Determine the number of lines in the data that contain "Thumbnail". Answer with that number only.

SUPPLIED DATA ->
--

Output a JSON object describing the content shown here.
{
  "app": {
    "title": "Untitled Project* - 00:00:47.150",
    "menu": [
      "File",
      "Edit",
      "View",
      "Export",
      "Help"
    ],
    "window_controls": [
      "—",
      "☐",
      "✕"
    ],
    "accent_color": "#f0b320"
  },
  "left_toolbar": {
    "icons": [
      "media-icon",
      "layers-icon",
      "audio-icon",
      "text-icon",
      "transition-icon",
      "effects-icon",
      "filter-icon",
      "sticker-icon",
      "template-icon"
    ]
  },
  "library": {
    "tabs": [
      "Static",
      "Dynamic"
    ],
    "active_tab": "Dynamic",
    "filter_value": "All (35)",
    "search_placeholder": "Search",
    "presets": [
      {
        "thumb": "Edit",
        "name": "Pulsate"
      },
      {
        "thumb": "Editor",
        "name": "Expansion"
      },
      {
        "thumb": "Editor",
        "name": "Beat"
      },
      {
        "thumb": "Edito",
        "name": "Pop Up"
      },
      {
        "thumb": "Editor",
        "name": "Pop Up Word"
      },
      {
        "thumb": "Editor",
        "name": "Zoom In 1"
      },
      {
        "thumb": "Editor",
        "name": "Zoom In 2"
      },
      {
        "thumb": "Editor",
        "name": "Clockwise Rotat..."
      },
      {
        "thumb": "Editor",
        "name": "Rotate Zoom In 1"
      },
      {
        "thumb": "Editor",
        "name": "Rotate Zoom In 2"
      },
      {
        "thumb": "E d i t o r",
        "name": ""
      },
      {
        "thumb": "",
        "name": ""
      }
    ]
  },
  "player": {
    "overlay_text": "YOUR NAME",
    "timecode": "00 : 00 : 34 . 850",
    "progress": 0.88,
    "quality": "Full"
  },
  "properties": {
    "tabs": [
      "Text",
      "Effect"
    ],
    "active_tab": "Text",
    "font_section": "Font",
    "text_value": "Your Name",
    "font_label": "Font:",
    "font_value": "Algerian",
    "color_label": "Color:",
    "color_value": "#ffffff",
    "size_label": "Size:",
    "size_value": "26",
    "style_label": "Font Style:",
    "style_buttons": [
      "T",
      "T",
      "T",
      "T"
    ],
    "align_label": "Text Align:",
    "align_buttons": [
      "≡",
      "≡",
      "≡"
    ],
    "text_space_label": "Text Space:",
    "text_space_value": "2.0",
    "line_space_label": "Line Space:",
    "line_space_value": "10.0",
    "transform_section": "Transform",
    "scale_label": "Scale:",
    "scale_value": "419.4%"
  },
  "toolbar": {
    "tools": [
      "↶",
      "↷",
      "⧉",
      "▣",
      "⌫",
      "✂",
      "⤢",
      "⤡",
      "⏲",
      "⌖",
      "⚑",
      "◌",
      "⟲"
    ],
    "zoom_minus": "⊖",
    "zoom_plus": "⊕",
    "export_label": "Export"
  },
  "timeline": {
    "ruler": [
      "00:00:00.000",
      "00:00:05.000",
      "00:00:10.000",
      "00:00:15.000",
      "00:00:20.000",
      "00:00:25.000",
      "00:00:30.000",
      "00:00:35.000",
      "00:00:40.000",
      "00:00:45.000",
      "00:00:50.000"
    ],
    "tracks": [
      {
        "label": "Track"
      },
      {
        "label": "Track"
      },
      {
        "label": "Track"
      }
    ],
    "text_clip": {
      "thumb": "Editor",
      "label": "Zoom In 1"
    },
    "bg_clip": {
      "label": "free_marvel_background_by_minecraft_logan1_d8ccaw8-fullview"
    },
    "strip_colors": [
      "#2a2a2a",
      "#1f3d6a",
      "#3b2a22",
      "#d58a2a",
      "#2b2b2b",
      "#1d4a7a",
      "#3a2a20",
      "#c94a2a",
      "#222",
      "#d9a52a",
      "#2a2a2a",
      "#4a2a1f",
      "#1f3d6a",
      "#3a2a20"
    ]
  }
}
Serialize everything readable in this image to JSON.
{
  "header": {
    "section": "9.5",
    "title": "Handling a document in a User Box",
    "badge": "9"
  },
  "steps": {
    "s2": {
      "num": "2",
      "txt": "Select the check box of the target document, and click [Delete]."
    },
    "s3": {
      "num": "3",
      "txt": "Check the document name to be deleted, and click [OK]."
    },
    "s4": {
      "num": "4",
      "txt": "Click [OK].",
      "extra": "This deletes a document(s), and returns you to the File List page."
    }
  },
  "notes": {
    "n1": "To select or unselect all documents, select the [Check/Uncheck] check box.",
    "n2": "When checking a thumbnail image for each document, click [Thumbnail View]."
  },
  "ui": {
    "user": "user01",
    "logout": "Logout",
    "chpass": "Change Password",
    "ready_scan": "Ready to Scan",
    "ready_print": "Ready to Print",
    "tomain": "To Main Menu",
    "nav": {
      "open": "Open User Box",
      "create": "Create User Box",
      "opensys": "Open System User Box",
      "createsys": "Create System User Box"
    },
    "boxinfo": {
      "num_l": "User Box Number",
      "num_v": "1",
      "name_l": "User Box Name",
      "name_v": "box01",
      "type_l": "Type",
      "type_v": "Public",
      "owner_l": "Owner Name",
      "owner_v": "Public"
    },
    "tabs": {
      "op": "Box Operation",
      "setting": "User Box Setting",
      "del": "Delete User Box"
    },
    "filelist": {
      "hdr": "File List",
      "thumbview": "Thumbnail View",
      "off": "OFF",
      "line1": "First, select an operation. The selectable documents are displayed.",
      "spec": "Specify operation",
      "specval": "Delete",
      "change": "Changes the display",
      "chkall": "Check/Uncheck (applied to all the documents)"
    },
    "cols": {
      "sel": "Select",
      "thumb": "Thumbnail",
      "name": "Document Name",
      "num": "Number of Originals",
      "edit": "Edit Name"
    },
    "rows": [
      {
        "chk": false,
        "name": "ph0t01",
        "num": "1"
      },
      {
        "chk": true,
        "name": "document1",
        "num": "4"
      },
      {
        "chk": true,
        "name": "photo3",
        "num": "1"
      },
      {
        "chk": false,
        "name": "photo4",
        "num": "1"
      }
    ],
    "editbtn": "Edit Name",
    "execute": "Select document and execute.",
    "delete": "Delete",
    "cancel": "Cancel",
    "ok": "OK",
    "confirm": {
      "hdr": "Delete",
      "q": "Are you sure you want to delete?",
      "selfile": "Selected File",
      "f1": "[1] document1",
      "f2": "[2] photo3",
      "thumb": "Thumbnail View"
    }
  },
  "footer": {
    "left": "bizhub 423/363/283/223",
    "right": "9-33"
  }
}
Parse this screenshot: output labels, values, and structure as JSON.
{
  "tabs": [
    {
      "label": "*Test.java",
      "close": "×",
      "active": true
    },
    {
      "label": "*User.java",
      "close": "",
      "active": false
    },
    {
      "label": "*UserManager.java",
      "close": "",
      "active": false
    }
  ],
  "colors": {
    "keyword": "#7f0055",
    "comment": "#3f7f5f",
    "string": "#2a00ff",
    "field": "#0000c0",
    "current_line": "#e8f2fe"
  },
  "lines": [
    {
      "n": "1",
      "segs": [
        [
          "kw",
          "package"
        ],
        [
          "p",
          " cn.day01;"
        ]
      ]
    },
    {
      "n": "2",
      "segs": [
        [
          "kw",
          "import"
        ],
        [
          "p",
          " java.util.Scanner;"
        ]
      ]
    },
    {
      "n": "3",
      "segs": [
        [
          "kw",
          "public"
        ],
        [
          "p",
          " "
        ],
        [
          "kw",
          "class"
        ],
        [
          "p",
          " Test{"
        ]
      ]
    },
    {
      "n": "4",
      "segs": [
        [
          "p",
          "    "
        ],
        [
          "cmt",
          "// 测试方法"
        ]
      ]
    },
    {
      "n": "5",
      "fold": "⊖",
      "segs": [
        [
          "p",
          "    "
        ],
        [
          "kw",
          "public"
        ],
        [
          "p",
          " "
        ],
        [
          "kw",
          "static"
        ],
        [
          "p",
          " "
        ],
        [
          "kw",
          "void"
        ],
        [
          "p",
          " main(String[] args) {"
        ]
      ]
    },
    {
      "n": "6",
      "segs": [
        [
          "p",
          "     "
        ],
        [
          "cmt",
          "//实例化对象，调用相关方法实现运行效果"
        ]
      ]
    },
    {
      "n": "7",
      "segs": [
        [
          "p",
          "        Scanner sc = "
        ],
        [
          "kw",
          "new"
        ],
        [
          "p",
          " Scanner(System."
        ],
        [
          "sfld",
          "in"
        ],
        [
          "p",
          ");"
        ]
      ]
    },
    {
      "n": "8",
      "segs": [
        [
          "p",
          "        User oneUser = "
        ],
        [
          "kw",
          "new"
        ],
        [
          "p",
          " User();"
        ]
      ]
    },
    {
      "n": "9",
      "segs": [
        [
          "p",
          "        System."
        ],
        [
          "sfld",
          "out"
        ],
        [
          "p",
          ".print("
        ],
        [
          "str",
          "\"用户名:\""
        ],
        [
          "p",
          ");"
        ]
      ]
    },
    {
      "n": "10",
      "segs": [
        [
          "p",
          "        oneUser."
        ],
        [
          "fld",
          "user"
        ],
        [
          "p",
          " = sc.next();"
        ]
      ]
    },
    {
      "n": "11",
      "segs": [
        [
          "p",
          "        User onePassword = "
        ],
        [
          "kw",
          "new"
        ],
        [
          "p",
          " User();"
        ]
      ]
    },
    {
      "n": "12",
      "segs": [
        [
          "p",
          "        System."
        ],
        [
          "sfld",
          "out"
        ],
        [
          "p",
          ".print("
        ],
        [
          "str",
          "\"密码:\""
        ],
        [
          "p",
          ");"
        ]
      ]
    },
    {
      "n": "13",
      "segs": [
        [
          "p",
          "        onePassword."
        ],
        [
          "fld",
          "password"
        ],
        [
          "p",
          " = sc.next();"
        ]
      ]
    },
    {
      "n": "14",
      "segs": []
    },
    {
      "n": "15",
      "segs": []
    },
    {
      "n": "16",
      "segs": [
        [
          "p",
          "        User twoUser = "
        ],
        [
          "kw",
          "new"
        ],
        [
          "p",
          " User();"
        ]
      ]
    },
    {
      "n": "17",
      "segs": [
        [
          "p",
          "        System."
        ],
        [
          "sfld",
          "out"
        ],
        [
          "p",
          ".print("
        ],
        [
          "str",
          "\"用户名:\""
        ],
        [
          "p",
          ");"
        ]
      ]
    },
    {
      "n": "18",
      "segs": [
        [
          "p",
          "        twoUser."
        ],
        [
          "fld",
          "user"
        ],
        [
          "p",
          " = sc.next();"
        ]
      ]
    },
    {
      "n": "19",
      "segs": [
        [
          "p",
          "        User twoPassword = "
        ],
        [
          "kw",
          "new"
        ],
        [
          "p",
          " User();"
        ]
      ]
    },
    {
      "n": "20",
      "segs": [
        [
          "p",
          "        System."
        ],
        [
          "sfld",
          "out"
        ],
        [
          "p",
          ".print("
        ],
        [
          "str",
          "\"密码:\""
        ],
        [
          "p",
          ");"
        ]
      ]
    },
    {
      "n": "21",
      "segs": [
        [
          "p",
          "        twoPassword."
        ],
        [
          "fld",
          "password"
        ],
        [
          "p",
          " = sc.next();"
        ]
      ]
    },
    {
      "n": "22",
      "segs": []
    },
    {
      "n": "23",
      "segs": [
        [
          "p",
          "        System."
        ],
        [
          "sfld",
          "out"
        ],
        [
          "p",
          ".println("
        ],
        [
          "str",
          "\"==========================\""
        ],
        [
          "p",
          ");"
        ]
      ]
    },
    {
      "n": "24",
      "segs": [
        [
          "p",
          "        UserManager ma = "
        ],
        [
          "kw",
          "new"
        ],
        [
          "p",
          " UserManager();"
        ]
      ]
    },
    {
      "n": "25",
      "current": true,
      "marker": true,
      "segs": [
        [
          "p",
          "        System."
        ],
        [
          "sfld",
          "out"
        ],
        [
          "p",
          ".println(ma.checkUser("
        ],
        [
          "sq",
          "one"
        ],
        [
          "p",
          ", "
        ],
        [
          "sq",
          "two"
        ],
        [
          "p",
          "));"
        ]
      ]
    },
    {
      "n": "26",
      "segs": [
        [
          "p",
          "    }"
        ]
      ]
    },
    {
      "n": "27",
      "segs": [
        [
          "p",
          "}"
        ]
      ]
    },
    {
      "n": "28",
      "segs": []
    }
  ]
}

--

OUTPUT -> 4